Hemlibra Works to Reduce Bleeding Rates in Hemophilia A Children
“We demonstrate a successful experience with emicizumab prophylaxis and safe [surgical] approach with a focus on minimizing postoperative bleeding,” the researchers wrote.
The study, “Emicizumab in pediatric hemophilia: Bleeding and surgical outcomes from a single-center retrospective study,” was published in the journal Pediatric Blood & Cancer.
Hemlibra, marketed by Genentech, is an antibody designed to mimic the activity of factor VIII (FVIII) — the clotting protein that is defective in people with hemophilia A.
The medication, given by an under-the-skin (subcutaneous) injection, is approved to manage the symptoms of hemophilia A in people with and without inhibitors, which are neutralizing antibodies that can lower the efficacy of traditional replacement therapies.
“The use of emicizumab [Hemlibra] has been increasing in pediatric hemophilia treatment centers following demonstration of safety and efficacy in [hemophilia A] patients both with and without inhibitors,” the researchers wrote.
“However, there is limited real-world data to guide [surgical] management of pediatric [hemophilia A] patients receiving emicizumab prophylaxis,” they wrote.
To learn more, a pair of scientists at Texas Children’s Hospital, in Houston, examined the outcomes of 28 children with hemophilia A who received preventive (prophylactic) treatment with Hemlibra from 2018 to 2021. All but one of the children had severe hemophilia, and about half (46.4%) had inhibitors.

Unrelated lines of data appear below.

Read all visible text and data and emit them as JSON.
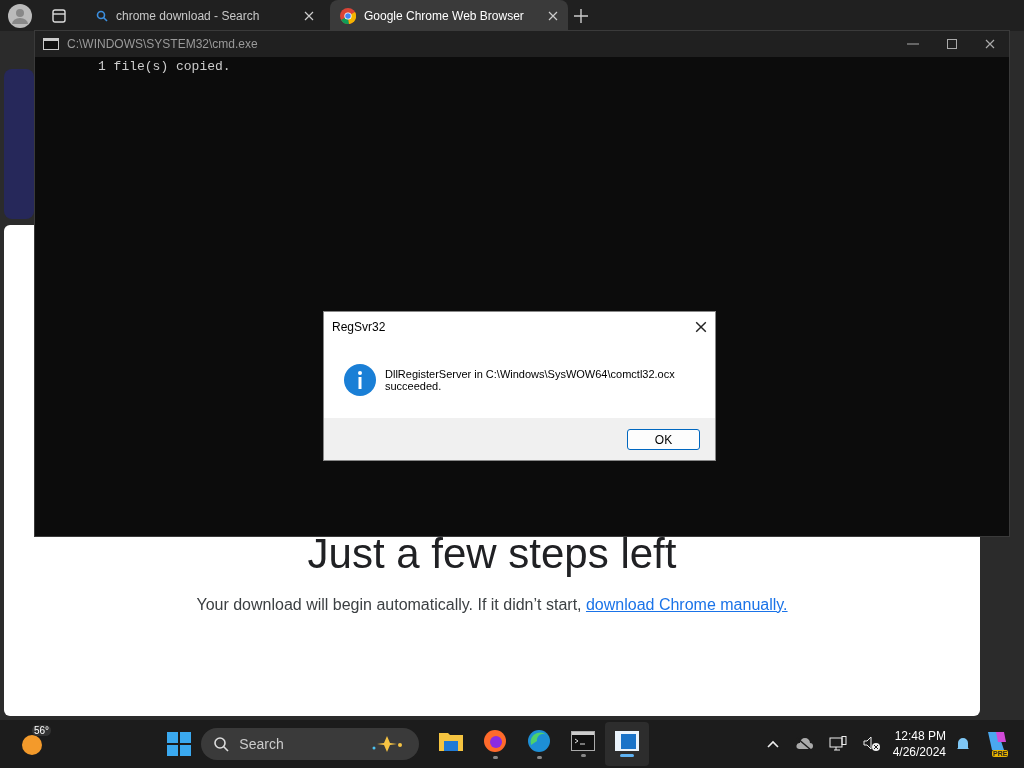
{
  "browser": {
    "tabs": [
      {
        "title": "chrome download - Search",
        "kind": "search",
        "selected": false
      },
      {
        "title": "Google Chrome Web Browser",
        "kind": "chrome",
        "selected": true
      }
    ]
  },
  "page": {
    "heading": "Just a few steps left",
    "text": "Your download will begin automatically. If it didn’t start, ",
    "link": "download Chrome manually."
  },
  "console": {
    "title": "C:\\WINDOWS\\SYSTEM32\\cmd.exe",
    "lines": [
      "1 file(s) copied."
    ]
  },
  "dialog": {
    "title": "RegSvr32",
    "message_lines": [
      "DllRegisterServer in C:\\Windows\\SysWOW64\\comctl32.ocx",
      "succeeded."
    ],
    "button": "OK"
  },
  "taskbar": {
    "weather": "56°",
    "search": {
      "placeholder": "Search"
    },
    "apps": [
      {
        "kind": "folder",
        "running": false,
        "active": false
      },
      {
        "kind": "firefox",
        "running": true,
        "active": false
      },
      {
        "kind": "edge",
        "running": true,
        "active": false
      },
      {
        "kind": "terminal",
        "running": true,
        "active": false
      },
      {
        "kind": "window",
        "running": true,
        "active": true
      }
    ],
    "time": "12:48 PM",
    "date": "4/26/2024",
    "copilot_badge": "PRE"
  }
}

Most of the children were white (75%), and more than half were of non-Hispanic ethnicity (53.6%). Their median age at the time of the therapy’s start was 6.7; most of the children (78.6%) started receiving the medication before age 12.
Importantly, the vast majority of children — 24 of 28, or 85.7% — were on other preventive therapies prior to starting treatment with Hemlibra. The most common reasons for switching were patient/parent preference (39.3%) and the prior therapy not being effective (28.6%).
In the one to two years before starting on Hemlibra, the average annual bleeding rate (ABR) was 3.61 bleeds per year, and only two of the children were averaging zero bleeds per year. By contrast, after starting on Hemlibra, the average ABR dropped to 0.44 bleeds per year, and about two-thirds of the children (67.9%) had no bleeds.
Most of the children (85.7%) did not experience any unwanted treatment side effects, though a few experienced pain at or near the injection site.
Over the period of the study, seven children underwent surgeries. In keeping with the center’s practice, these children were given additional replacement therapies before and after surgery, while continuing on Hemlibra throughout.
“It is important to note that our [surgical] treatment approach uses more pre- and postoperative factor replacement, in addition to emicizumab [Hemlibra], compared to other studies,” the researchers wrote.
There were no serious bleeds reported for any of the seven surgeries. One minor bleed occurred that may have been linked with surgery, though the researchers said that event “occurred 9 days after the procedure and may have been secondary to trauma (child playing with siblings at home prior to symptom development) rather than the [surgery] itself.”
Another patient experienced a clotting-related health event called cephalic vein thrombophlebitis following surgery, which required factor replacement and other treatments to manage. Researchers noted that clotting-related issues “have been associated with emicizumab use.”
“Our center has had a successful experience with emicizumab prophylaxis in pediatric [hemophilia A] patients with a reduction ABR and minimal perioperative [near-to-surgery] bleeding symptoms following perioperative factor replacement,” the team concluded.